▶ Problem statement
All of the data that follows should be given again exactly, without its images.

Source data

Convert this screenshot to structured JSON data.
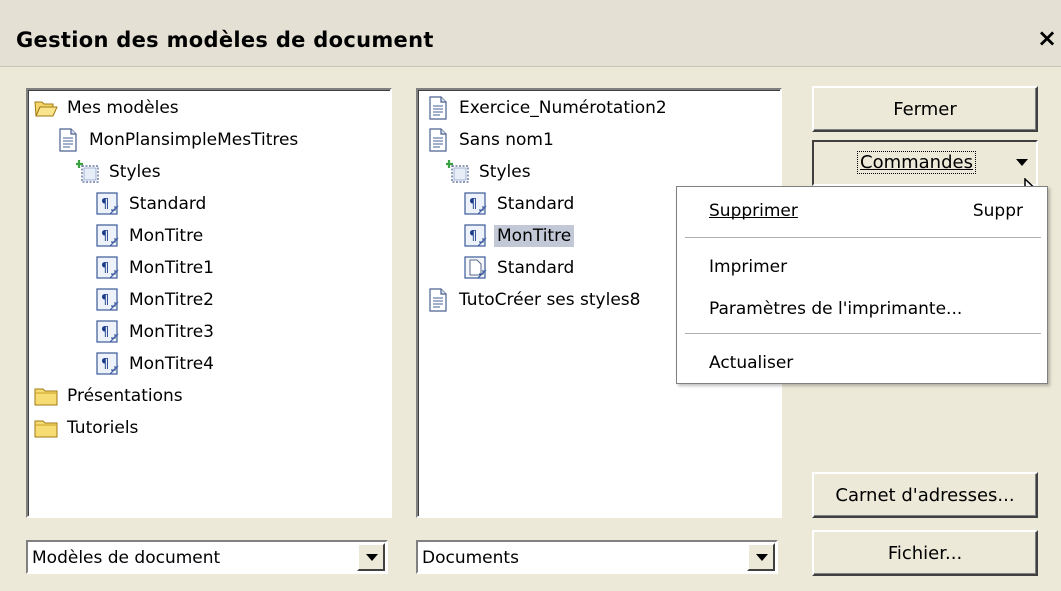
{
  "window": {
    "title": "Gestion des modèles de document",
    "close_glyph": "×"
  },
  "left_tree": {
    "items": [
      {
        "label": "Mes modèles",
        "icon": "folder-open-icon"
      },
      {
        "label": "MonPlansimpleMesTitres",
        "icon": "document-icon"
      },
      {
        "label": "Styles",
        "icon": "styles-icon"
      },
      {
        "label": "Standard",
        "icon": "paragraph-style-icon"
      },
      {
        "label": "MonTitre",
        "icon": "paragraph-style-icon"
      },
      {
        "label": "MonTitre1",
        "icon": "paragraph-style-icon"
      },
      {
        "label": "MonTitre2",
        "icon": "paragraph-style-icon"
      },
      {
        "label": "MonTitre3",
        "icon": "paragraph-style-icon"
      },
      {
        "label": "MonTitre4",
        "icon": "paragraph-style-icon"
      },
      {
        "label": "Présentations",
        "icon": "folder-icon"
      },
      {
        "label": "Tutoriels",
        "icon": "folder-icon"
      }
    ]
  },
  "right_tree": {
    "items": [
      {
        "label": "Exercice_Numérotation2",
        "icon": "document-icon"
      },
      {
        "label": "Sans nom1",
        "icon": "document-icon"
      },
      {
        "label": "Styles",
        "icon": "styles-icon"
      },
      {
        "label": "Standard",
        "icon": "paragraph-style-icon"
      },
      {
        "label": "MonTitre",
        "icon": "paragraph-style-icon",
        "selected": true
      },
      {
        "label": "Standard",
        "icon": "page-style-icon"
      },
      {
        "label": "TutoCréer ses styles8",
        "icon": "document-icon"
      }
    ]
  },
  "buttons": {
    "close": "Fermer",
    "commands": "Commandes",
    "address_book": "Carnet d'adresses...",
    "file": "Fichier..."
  },
  "commands_menu": {
    "delete": {
      "label": "Supprimer",
      "shortcut": "Suppr"
    },
    "print": "Imprimer",
    "printer_settings": "Paramètres de l'imprimante...",
    "update": "Actualiser"
  },
  "combos": {
    "left": "Modèles de document",
    "right": "Documents"
  }
}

▶ Solved exercise
Convert this screenshot to structured JSON data.
{
  "window": {
    "title": "Gestion des modèles de document",
    "close_glyph": "×"
  },
  "left_tree": {
    "items": [
      {
        "label": "Mes modèles",
        "icon": "folder-open-icon"
      },
      {
        "label": "MonPlansimpleMesTitres",
        "icon": "document-icon"
      },
      {
        "label": "Styles",
        "icon": "styles-icon"
      },
      {
        "label": "Standard",
        "icon": "paragraph-style-icon"
      },
      {
        "label": "MonTitre",
        "icon": "paragraph-style-icon"
      },
      {
        "label": "MonTitre1",
        "icon": "paragraph-style-icon"
      },
      {
        "label": "MonTitre2",
        "icon": "paragraph-style-icon"
      },
      {
        "label": "MonTitre3",
        "icon": "paragraph-style-icon"
      },
      {
        "label": "MonTitre4",
        "icon": "paragraph-style-icon"
      },
      {
        "label": "Présentations",
        "icon": "folder-icon"
      },
      {
        "label": "Tutoriels",
        "icon": "folder-icon"
      }
    ]
  },
  "right_tree": {
    "items": [
      {
        "label": "Exercice_Numérotation2",
        "icon": "document-icon"
      },
      {
        "label": "Sans nom1",
        "icon": "document-icon"
      },
      {
        "label": "Styles",
        "icon": "styles-icon"
      },
      {
        "label": "Standard",
        "icon": "paragraph-style-icon"
      },
      {
        "label": "MonTitre",
        "icon": "paragraph-style-icon",
        "selected": true
      },
      {
        "label": "Standard",
        "icon": "page-style-icon"
      },
      {
        "label": "TutoCréer ses styles8",
        "icon": "document-icon"
      }
    ]
  },
  "buttons": {
    "close": "Fermer",
    "commands": "Commandes",
    "address_book": "Carnet d'adresses...",
    "file": "Fichier..."
  },
  "commands_menu": {
    "delete": {
      "label": "Supprimer",
      "shortcut": "Suppr"
    },
    "print": "Imprimer",
    "printer_settings": "Paramètres de l'imprimante...",
    "update": "Actualiser"
  },
  "combos": {
    "left": "Modèles de document",
    "right": "Documents"
  }
}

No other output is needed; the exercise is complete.